The Virginia Small Business Financing Authority quickly approved a new program to work with banks and guarantee existing loans of up to $500,000 on the condition that banks loosen some of the terms of the loans. It was announced at the end of last week.
“By offering a guarantee, we’re hoping that the troubled loan [improves], and the business has a better chance of surviving by allowing them to have some additional time,” said Scott Parsons, the executive director of the Virginia Small Business Financing Authority, which is a division of the Virginia Department of Business Assistance.
The loans must go to protect jobs in Virginia that pay at least $10 an hour.
“If banks are willing to restructure loans such that they can give a business an additional year to the terms, or refinance to give the business some better cash flow, or give them an interest-only period. That ads risk to the bank,” Parsons explained. “In order to alleviate that risk, we would allow them to enroll in a guarantee program.”
As the economy slows, businesses around the state are getting squeezed by lower sales on the one hand, and banks that want more collateral on the other. In some cases banks are reducing lines of credit or calling loans. The credit crunch is particularly devastating for seasonal businesses that rely on lines of credit to hold them over until their busy seasons.
This is the first time it has guaranteed existing loans. From July 2007 through June 2008, the authority guaranteed 145 new loans. For existing loans, the SBFA will review the terms and determine if it’s worth guaranteeing. The process will likely take at least 30 days, according to the authority. Businesses in struggling industries, such as construction, are unlikely to receive loan guarantees, according to Parsons, because the state does not want to lose money on loans that are high risk.
“We have to look at each situation individually. If a bank is willing to extend terms, we may look at it and with additional time, it improves the business cash flow, or with the lower interest rate and more time, the business is able to pull out of it.”
Roy Terry, a bankruptcy attorney with the firm Durrette Bradshaw, said that easing the terms of a loan is similar to what happens in Chapter 11 bankruptcy filings. “This is throwing a lifeline to a business and saying ‘here’s an opportunity to work out a problem loan outside of bankruptcy,’ which saves time and money,” Terry said.
But the $3 million might not stretch that far. If the SBFA guaranteed loans of $100,000, it could only cover 30 businesses. And it’s unclear how many jobs might be saved.
Any further action to guarantee more loans would likely require legislative action, Parsons said. That could be difficult with a General Assembly that isn’t eager to raise taxes.
Parsons’ advice to business owners: if the terms of a loan are becoming burdensome, business owners/managers should first call their bankers. Then, they can call 371-8254 or their local small business development center to see if the loan guarantee might work.
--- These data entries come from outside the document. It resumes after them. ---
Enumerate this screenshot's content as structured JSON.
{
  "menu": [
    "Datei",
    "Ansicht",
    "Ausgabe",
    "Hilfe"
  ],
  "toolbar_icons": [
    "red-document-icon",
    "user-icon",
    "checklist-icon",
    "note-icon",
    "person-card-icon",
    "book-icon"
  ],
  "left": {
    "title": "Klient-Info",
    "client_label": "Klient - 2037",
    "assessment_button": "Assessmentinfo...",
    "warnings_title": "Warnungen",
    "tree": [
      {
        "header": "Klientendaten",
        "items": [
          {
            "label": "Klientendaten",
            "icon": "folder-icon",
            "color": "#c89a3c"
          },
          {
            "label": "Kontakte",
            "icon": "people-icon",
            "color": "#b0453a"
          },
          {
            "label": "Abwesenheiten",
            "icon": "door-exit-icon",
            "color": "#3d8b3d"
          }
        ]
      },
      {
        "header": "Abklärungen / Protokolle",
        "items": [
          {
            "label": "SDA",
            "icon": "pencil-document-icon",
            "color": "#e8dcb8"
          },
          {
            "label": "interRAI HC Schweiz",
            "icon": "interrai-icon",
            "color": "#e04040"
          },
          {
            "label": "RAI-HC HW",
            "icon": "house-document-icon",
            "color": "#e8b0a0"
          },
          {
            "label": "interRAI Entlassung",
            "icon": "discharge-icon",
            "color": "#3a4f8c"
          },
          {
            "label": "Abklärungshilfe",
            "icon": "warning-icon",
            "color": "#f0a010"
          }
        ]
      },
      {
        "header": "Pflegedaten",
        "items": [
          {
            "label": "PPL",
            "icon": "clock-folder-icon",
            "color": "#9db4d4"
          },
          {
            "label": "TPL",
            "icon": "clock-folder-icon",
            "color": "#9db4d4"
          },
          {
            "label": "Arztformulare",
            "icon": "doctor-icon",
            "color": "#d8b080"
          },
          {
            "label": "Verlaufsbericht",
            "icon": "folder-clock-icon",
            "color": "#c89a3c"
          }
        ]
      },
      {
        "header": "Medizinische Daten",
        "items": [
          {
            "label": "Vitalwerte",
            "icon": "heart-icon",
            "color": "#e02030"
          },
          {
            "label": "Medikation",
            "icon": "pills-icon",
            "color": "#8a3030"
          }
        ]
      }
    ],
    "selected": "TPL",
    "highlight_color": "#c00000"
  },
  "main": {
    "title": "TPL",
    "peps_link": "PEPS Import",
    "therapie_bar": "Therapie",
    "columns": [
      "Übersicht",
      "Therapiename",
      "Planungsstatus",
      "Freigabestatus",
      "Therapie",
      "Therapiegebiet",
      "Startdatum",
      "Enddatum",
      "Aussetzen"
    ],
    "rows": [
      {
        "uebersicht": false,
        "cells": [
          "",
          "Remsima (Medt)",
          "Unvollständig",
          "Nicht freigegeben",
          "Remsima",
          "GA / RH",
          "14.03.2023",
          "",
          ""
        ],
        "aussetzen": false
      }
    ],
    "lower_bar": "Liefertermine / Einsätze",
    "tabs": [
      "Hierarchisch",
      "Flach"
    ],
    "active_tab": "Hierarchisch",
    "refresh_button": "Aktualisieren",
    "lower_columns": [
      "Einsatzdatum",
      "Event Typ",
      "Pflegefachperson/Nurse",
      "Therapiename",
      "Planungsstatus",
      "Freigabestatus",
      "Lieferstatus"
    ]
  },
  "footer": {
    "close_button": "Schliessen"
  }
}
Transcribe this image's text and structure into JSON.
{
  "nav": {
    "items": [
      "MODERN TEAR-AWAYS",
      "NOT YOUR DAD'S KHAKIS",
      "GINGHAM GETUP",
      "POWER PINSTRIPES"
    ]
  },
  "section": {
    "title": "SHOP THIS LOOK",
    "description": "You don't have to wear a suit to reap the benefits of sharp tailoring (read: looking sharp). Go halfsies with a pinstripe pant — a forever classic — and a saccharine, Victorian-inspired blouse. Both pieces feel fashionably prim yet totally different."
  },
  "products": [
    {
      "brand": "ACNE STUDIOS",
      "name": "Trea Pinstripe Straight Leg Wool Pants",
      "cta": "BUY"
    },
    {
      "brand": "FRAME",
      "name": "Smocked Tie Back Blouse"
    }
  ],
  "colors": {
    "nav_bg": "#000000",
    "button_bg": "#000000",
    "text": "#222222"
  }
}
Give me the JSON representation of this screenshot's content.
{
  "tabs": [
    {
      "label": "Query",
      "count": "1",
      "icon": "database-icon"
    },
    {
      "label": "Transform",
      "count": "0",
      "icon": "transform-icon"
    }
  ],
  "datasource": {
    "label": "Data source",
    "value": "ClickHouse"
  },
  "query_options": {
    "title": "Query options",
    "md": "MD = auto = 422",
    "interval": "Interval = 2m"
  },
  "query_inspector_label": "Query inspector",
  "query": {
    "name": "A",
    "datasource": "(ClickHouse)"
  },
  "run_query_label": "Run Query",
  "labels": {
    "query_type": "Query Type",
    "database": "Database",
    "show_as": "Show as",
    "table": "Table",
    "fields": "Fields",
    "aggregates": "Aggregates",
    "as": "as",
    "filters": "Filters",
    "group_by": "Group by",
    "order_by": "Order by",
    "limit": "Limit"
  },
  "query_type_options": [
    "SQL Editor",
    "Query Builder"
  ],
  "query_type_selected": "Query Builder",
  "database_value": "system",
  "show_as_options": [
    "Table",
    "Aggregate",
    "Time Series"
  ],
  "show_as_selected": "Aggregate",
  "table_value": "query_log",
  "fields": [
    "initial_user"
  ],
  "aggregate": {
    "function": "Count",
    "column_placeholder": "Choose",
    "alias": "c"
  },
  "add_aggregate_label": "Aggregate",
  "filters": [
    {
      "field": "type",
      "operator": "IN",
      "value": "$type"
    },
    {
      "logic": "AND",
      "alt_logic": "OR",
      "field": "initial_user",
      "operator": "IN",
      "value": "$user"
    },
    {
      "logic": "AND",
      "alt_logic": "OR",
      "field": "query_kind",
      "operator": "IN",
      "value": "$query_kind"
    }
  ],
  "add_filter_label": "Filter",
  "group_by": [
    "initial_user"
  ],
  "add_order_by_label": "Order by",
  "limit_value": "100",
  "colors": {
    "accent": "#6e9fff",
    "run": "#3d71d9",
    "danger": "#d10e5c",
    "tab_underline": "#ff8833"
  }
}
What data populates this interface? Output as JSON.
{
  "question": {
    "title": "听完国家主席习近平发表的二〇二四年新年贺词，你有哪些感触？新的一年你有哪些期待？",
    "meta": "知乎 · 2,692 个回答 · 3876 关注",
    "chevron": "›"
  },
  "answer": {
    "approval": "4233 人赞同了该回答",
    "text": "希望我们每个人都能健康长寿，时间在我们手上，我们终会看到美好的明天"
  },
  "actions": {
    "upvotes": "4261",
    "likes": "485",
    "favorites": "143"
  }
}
Look for a story tomorrow on what local agencies are doing to help struggling business. Please send story ideas or firstname.lastname@example.org. Aaron Kremer is the BizSense editor.